Stepping away from the science of climate change can bring to light the many issues embedded in our society’s infrastructure. Revealing these problems is one of the many things that leaders accomplished at the 2017 American Climate Leadership Summit (ACLS). Although the summit attracted cross-sector participation, leaders of faith were abundant at the event and there strongest messages were shared on day two during the ‘Faith Mantle.’
Of all the topics brought up by leaders of faith during the panel, the universal themes were ethics, equality, and partnership.
‘Finding the Ties That Bind Us’
Addressing the realities of climate change and working towards solutions often means finding common ground with individuals and organizations outside of your community. This is most important for communities of faith because the stakeholders whose actions affect everyone, often sit in positions of government.
One commonality is that all Americans live in a world that is being actively impacted by climate change. When one person is impacted, everyone is, says the Reverend Sotello V. Long.
‘Ethical and Spiritual Concern’
The history of faith communities in action is one of great importance but also one that is in need of reform.

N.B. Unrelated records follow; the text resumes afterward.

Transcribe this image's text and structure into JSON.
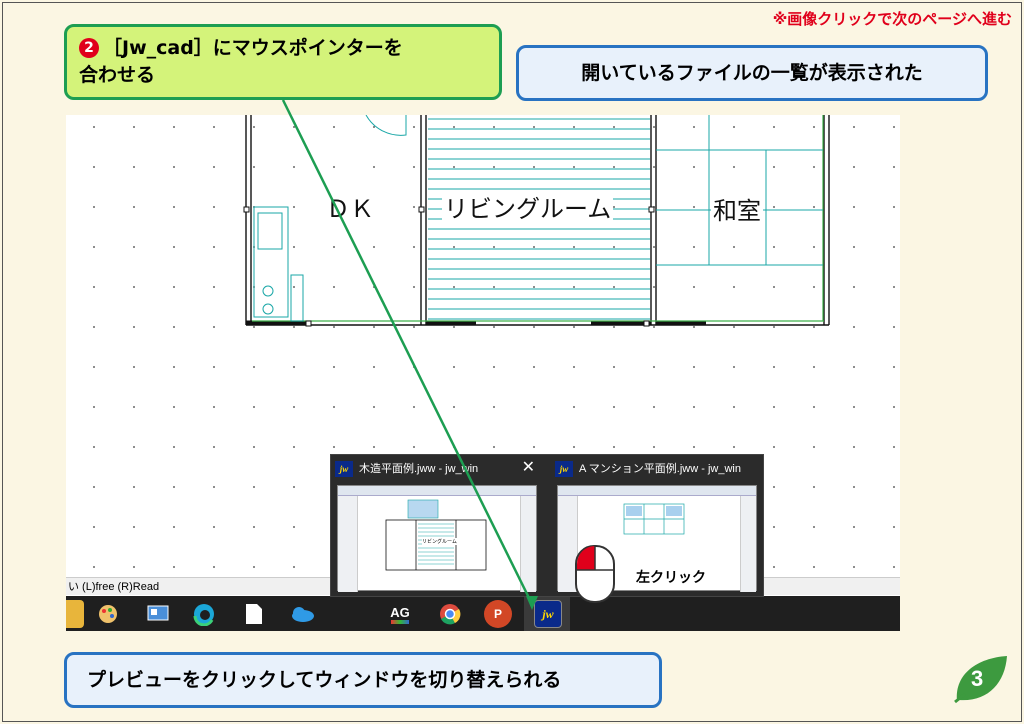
{
  "top_note": "※画像クリックで次のページへ進む",
  "step": {
    "number": "2",
    "line1": "［Jw_cad］にマウスポインターを",
    "line2": "合わせる"
  },
  "info_top": "開いているファイルの一覧が表示された",
  "info_bottom": "プレビューをクリックしてウィンドウを切り替えられる",
  "page_number": "3",
  "drawing": {
    "labels": {
      "dk": "ＤＫ",
      "living": "リビングルーム",
      "washitsu": "和室"
    }
  },
  "status_bar": "い (L)free (R)Read",
  "taskbar": {
    "items": [
      {
        "name": "paint-icon",
        "label": ""
      },
      {
        "name": "app-icon",
        "label": ""
      },
      {
        "name": "edge-icon",
        "label": ""
      },
      {
        "name": "file-icon",
        "label": ""
      },
      {
        "name": "onedrive-icon",
        "label": ""
      },
      {
        "name": "ag-icon",
        "label": "AG"
      },
      {
        "name": "chrome-icon",
        "label": ""
      },
      {
        "name": "powerpoint-icon",
        "label": "P"
      },
      {
        "name": "jwcad-icon",
        "label": "jw"
      }
    ]
  },
  "previews": [
    {
      "title": "木造平面例.jww - jw_win",
      "thumb_label": "リビングルーム",
      "has_close": true
    },
    {
      "title": "A マンション平面例.jww - jw_win",
      "thumb_label": "",
      "has_close": false
    }
  ],
  "jw_icon_text": "jw",
  "close_symbol": "✕",
  "left_click_label": "左クリック",
  "colors": {
    "accent_red": "#e0001b",
    "step_green": "#1d9e52",
    "info_blue": "#2873c2",
    "leaf_green": "#3d9a3f",
    "drawing_cyan": "#1aa7a7"
  }
}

Instead of being led by what the Reverend Susan Henry-Crowe refers to as the “savior complex,” faith groups should act with regard to the people most affected by climate change.

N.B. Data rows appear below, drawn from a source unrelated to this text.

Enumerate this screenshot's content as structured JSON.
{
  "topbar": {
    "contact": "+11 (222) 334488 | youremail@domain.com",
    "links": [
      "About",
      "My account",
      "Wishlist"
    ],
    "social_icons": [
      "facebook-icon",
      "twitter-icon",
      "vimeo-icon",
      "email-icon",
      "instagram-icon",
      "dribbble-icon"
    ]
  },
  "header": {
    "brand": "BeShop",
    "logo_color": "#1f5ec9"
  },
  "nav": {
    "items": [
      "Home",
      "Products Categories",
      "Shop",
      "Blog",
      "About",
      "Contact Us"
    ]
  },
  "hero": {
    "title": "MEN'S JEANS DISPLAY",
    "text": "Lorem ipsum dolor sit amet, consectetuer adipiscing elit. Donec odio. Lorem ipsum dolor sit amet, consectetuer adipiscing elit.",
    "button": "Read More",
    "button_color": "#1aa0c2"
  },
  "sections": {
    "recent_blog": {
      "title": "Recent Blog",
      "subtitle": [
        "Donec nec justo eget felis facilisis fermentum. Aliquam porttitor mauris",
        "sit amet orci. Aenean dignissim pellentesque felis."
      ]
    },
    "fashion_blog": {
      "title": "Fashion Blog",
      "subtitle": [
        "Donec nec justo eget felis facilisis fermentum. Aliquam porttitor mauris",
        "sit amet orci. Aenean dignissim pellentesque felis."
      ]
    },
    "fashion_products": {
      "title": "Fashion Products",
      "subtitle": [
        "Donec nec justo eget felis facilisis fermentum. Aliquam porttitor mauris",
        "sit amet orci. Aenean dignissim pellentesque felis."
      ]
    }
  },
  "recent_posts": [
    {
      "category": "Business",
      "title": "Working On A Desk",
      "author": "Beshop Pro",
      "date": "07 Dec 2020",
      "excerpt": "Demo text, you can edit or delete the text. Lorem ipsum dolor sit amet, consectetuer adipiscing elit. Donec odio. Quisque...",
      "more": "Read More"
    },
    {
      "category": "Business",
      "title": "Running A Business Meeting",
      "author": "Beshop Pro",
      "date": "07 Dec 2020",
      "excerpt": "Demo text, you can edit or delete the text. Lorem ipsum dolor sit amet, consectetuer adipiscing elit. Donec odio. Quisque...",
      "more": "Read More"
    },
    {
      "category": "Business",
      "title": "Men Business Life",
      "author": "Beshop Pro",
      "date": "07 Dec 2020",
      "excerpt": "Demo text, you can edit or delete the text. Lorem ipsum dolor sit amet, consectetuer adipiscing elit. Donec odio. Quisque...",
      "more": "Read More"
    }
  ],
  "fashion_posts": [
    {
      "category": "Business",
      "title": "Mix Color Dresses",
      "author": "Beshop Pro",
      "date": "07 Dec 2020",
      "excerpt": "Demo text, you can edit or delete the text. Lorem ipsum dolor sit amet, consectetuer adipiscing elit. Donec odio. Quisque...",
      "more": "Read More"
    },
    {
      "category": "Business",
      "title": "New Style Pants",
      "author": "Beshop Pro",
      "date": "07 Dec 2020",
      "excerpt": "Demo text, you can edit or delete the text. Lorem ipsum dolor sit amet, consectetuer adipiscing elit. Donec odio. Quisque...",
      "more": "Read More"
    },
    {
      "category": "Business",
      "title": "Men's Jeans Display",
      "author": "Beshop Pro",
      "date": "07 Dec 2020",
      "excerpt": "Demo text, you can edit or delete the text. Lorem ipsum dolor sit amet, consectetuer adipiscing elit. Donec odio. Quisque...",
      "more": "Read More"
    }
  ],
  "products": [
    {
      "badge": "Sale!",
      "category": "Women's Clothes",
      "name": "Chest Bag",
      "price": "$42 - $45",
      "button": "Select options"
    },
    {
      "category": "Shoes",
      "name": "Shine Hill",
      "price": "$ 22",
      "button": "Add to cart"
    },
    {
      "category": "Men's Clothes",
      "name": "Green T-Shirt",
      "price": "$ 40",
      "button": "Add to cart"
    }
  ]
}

We understand climate justice not simply as environmental or economic concerns but as a deep ethical and spiritual concern that the church must address so that abundant life is ensured for our children and for future generations.
Poor communities and communities of color experience the impacts of climate change more frequently and more harshly than others. It is because of this known fact that another faith leader, Colin Christopher of the Islamic Society of North America (ISNA), introduced the subject of equality to the panel.
Often, poor communities and communities of color fall victim to environmental injustice. A lack of resources and government action all play a part in this. Evidence of this fact is shown in conflicts throughout the world in places like Syria, where a drought led to civil war or in South Africa where activists are protesting “climate apartheid.” This problem is also seen closer to home in places like Michigan, North Dakota, and South Dakota.
Humanity is unique in its ability to heal and be resilient. This is even more likely when humans are united. By holding all of humanity accountable, faith leaders can lead the way and ensure that everyone is equally protected from climate change.
Perhaps the most valuable takeaway from the 2017 American Climate Leadership Summit’s ‘Faith Mantle,’ is the unanimous call for immediate action against climate change.
“This is not something that’s in the future. This is happening to us, to our families, to our children – every day.” Colin Christopher